Russian President Vladimir Putin on Tuesday once again escalated the nuclear threat after he vowed to respond “accordingly” to U.K. plans to send Ukraine ammunition that contains depleted uranium (DU).
“I would like to note here that if this is going to happen, then Russia will be forced to react accordingly bearing in mind that the collective West is starting to use weapons with a nuclear component,” he said following a meeting with Chinese President Xi Jinping, according to Russian news outlets.
Putin’s comments came after the British Defense Ministry said it would be providing Ukraine with ammunition for the Challenger 2 battle tanks that London pledged to Kyiv – which includes armor piercing rounds that contain depleted uranium.
The Kremlin chief did not expand on the thinly veiled threat, nor did he clarify if he was suggesting Russia would turn to its nuclear arsenal in response – which Moscow has repeatedly threatened to do throughout the war.
Ammunition with depleted uranium is still considered radioactive, though, according to the European Union, DU is used in armor-piercing shells and munitions because it gives them more “penetrating power.”
Russian Foreign Ministry spokesperson Maria Zakharova took to Telegram to condemn the munitions supplies and compared it to a “Yugoslav scenario,” in reference to when NATO forces used munitions containing depleted uranium during the Kosovo conflict in the late ’90s.
“These shells not only kill, but infect the environment and cause cancer in people living on these lands,” she claimed.
A summary by the EU on the impact of depleted uranium in munitions found that “residues from combat zones show generally low concentrations of the metal, within the range of naturally occurring uranium, though there may also be a small number of ‘hot spots’.”
However, some reviews on its overall exposure safety were mixed and a report by the U.S. Department of Veterans Affairs said depleted uranium is still considered a “health hazard” if it enters the human body through shrapnel or inhalation, though radiation sickness remains unlikely.
“All uranium isotopes are radioactive.
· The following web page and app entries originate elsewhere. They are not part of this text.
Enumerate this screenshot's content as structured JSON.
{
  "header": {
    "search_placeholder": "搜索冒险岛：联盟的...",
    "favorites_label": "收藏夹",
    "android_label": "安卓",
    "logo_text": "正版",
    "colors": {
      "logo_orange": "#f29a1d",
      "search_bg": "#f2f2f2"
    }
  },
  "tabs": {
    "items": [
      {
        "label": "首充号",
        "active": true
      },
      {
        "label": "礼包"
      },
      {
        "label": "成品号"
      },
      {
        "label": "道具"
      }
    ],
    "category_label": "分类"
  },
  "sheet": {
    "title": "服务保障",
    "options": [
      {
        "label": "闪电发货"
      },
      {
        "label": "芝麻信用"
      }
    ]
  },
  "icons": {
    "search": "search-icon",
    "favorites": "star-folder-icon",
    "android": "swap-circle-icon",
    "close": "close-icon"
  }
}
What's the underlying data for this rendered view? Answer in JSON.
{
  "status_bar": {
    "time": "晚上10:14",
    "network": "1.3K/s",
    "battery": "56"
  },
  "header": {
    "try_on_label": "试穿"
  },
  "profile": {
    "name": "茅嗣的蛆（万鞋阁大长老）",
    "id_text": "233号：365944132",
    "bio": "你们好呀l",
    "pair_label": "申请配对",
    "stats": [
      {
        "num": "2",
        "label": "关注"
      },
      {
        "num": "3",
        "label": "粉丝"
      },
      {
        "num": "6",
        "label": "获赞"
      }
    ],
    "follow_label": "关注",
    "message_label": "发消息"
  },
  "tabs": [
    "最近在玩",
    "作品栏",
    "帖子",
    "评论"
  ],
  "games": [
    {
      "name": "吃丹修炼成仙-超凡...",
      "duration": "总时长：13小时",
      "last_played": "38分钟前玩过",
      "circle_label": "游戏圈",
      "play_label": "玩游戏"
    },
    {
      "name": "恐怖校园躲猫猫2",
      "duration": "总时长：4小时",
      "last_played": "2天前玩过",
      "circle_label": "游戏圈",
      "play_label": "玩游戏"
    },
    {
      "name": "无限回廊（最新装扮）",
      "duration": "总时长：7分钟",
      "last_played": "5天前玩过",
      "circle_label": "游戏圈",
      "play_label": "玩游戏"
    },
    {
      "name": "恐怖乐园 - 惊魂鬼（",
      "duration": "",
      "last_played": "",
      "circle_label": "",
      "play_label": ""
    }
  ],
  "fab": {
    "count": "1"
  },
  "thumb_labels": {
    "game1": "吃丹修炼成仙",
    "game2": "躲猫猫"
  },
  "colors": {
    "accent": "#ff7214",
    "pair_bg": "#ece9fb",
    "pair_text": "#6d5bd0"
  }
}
DU is appreciably less radioactive – usually around 40% less – than unprocessed uranium,” the EU report found. “This means radiation hazards from uranium only arise from breathing in dust, eating or drinking contaminated food or water, or from shrapnel entering the body.
“Urine samples from serving soldiers and from civilians living in areas where DU ammunition has been used, typically indicate very low levels of DU exposure,” the report added.
Rebekah Koffler, a former Defense Intelligence Agency intel officer for Russian doctrine and strategy, explained that these munitions have become common in modern warfare and that Moscow is using rhetoric to “confuse the audience.”
“Depleted uranium is used by the U.S. and NATO in ammunition to enhance its destructive power, to pierce armor. But the Russians have started using it as well,” she said.
“As of approximately 2018-2019, in their T-80BV main battle tank fires depleted uranium shells,” Koffler explained. “Putin is trying to confuse the audience, to find a pretext for additional escalatory actions in Ukraine.”
Russian Defense Minister Sergei Shoigu also ramped up the possibility that Russia would react with a nuclear response when he told reporters Tuesday that there were fewer steps before a “nuclear collision” between Russia and the West occurred.
“Another step has been taken, and there are fewer and fewer left,” he said according to Reuters.